Anger not only causes damage to your body but can cause a great deal of havoc in relationships, both personal and professional. Angry people find themselves increasingly isolated. Other people do not want to be around someone who is likely to become hostile or filled with rage. Bosses and co-workers do not want to put up with "bad moods" or always be on the lookout for the first signs of a flareup or meltdown.
Families and friends soon get fed up with trying to maintain an accommodating atmosphere that won't anger you. The tension and hostility causes frustration and resentment in the very people who you want to support and love you.
I am a family educator and coach and work with families just like yours and mine all over the world. One of the most reoccurring themes is anger. How it works, how to manage it, where it comes from and what to do when it is directed at you.
People who have undergone a trauma or are in the middle of a stressful situation may turn to anger because they don't know other ways to express their frustrations. it may relieve your tension momentarily, but it is not a good way to handle stress long term. When you express excess anger in your relationships, it may work in the short run to make a temporary change, but people will soon resist or avoid you.
Anger is a powerful emotion and is experienced for many reasons. it may be expressed with physical and emotional components like:
- extreme displeasure.
It can also be displayed physically by:
- destructive behavior toward self, others and property.
- verbal attacks
- violent behavior
- threats towards others and self
Anger is expressed in varying ranges from irritated to enraged. When anger is expressed correctly, it is the basis for change and the outcome is positive. When expressed in a dangerous way, the result can vary from hurt feelings and strained relationships to destruction of property and even suicide.

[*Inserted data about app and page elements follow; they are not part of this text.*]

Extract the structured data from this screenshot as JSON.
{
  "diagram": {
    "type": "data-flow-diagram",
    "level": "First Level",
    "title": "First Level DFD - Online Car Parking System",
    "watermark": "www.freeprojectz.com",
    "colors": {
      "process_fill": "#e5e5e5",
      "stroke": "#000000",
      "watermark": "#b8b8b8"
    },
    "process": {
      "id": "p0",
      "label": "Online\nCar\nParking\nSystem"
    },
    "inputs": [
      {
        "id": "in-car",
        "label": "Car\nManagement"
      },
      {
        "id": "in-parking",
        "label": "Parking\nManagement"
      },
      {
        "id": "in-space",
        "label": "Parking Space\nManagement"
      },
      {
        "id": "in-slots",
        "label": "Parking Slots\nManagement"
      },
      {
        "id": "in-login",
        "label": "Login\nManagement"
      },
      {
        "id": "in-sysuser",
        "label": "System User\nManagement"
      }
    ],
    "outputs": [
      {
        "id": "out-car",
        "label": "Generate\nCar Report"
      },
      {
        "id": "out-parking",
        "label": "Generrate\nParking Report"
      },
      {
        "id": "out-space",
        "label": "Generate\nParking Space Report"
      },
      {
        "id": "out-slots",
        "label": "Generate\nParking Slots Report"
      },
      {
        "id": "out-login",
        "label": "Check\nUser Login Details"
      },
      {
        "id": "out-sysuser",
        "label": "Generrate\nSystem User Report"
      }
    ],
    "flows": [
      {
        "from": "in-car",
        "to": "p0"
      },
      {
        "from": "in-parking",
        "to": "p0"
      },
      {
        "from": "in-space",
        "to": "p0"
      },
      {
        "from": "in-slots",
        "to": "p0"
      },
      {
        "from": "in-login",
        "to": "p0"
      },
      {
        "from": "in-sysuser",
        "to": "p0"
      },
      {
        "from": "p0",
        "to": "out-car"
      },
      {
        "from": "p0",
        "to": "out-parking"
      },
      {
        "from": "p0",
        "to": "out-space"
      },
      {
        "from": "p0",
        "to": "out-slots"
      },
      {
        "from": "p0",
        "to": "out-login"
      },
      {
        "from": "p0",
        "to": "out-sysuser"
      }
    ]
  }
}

You can learn to Control your anger by recognizing the triggers and redirecting those emotions and feelings to more positive outlets.
Under every angry outburst or feeling is an unmet need. What do you need to make you feel safe and respected? Can you ask for that instead of blowing up about something that really is just "the straw that broke the camel's back?"
It is your responsibility to control your anger and handle your emotions in a positive way. Immature people blame others or deny the effects of an angry outburst. A mature response is to examine the cost of that outburst, find a way to fill the underlying need and make a concentrated effort to overcome angry actions and thoughts.
I have confidence in your ability to change destructive habits. Others have done it and so can you. Your relationships, health and well-being are counting on it.